This article of Bell's was referred to a few weeks later by Sir Walter Smiles in a debate in the British Parliament following the publication of the Woodhead Report. Smiles then commented, “Here is a chance for the King of Iraq to be helpful to the Arabs in Palestine by offering them work and land in Iraq. It would be much better than inciting them to rebellion.”(518)
In August 1938, Bell had a meeting with Downie, during which he gave a report of his visit to Iraq. Bell reported that whilst the Iraqi ministers had said that the transfer of Arabs from Palestine to Iraq “was out of the question at the present time, they were inclined to nibble at the idea as a future possibility.” Downie noted that “Mr. Bell was careful not to mention Mr. Norman and his scheme, and tried to convey the impression that his investigations were purely personal.” Bell's behaviour was in fact very understandable in view of the fact that Downie had been hostile to Norman's plan.

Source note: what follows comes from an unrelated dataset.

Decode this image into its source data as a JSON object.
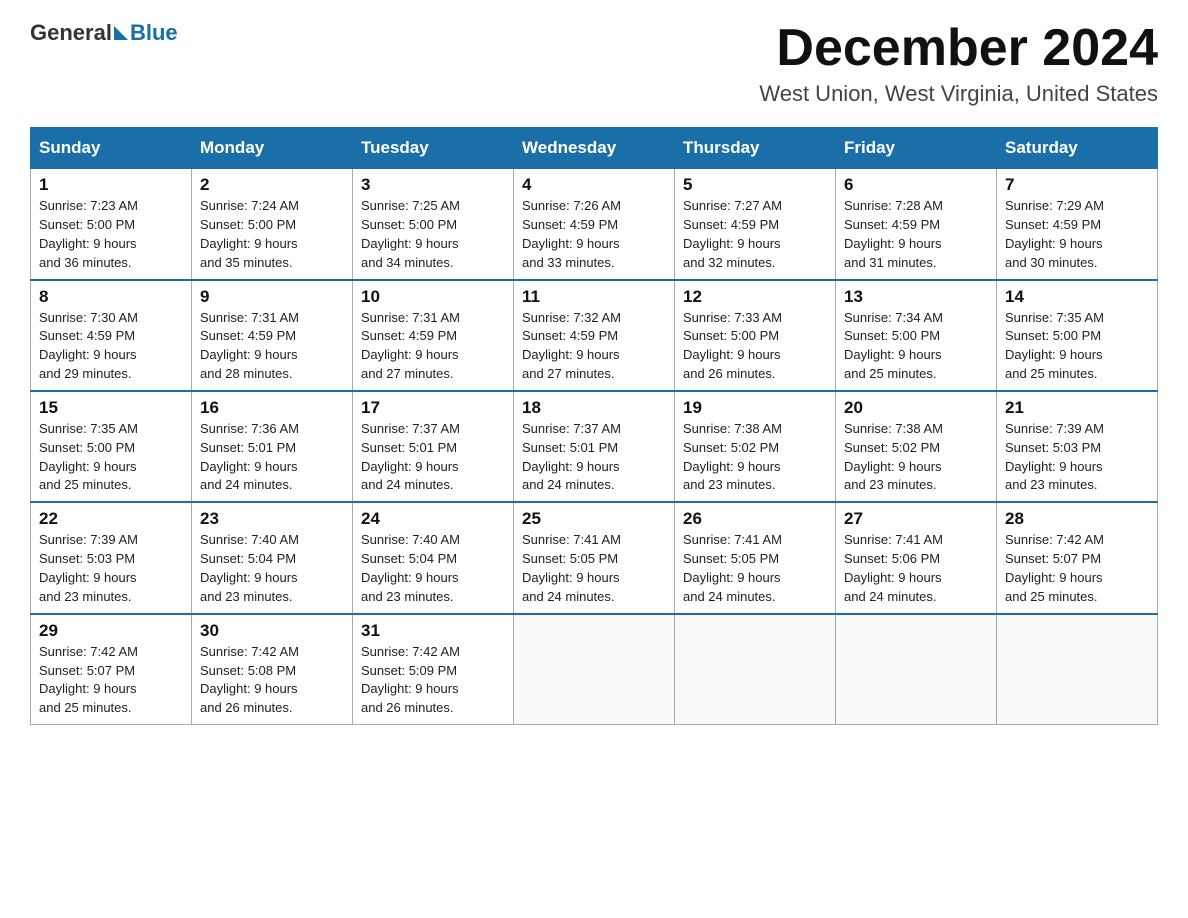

Bell emphasised the advantages of such a transfer, but fully appreciated that the scheme depended on the willingness of the Arabs of Palestine to transfer to Iraq, which at the time was most unlikely. He understood that the British Government could not associate itself with any such scheme. Downie then referred to the difference that the transferred Arabs would experience between the temperate climate of Palestine and the excessively hot climate of the lower reaches of the Tigris and Euphrates. Towards the conclusion of the meeting, Bell asked Downie “what attitude the British Government would adopt to any proposal for encouraging the voluntary immigration of Palestinian Arabs to Iraq.” Downie said he was not in a position to give an official answer, but in his own personal opinion, he saw no prospect of the Arabs being prepared to leave Palestine for Iraq, or the Iraqi government encouraging such a development. However, if at a future date, these Arabs would wish to migrate and the Iraqi Government be willing to receive them, he could “not see any reason why the Government of Palestine should stand in the way.”(519)
In October, two of the most prominent Iraqi political leaders were in London for conferences with British officials in connection with the severe disturbances which then prevailed in Palestine. Bell undertook to utilise this opportunity to strengthen his already friendly relationship with them.(520)
At about the same time, Norman who was in the United States, had a meeting with Cyrus Adler, the President of the American Jewish Committee. Three months later, Adler reported on the contents of this meeting to Ben-Gurion. According to Ben-Gurion's diary, Adler had offered to assist Norman with his plan and to this end, had given him a number of sources. Norman was of the opinion, that if one were to give an Arab from fifty to two hundred and fifty acres of land in Iraq in exchange for his two to three acres in Palestine, he would go. This was the method which had been used by the American government to encourage the early settlers to migrate westwards. Adler had concluded that Norman was caught up with his transfer idea, and that he had already found supporters and that he would also find additional supporters. He observed that Sieff(?) was also dealing with this matter.(521)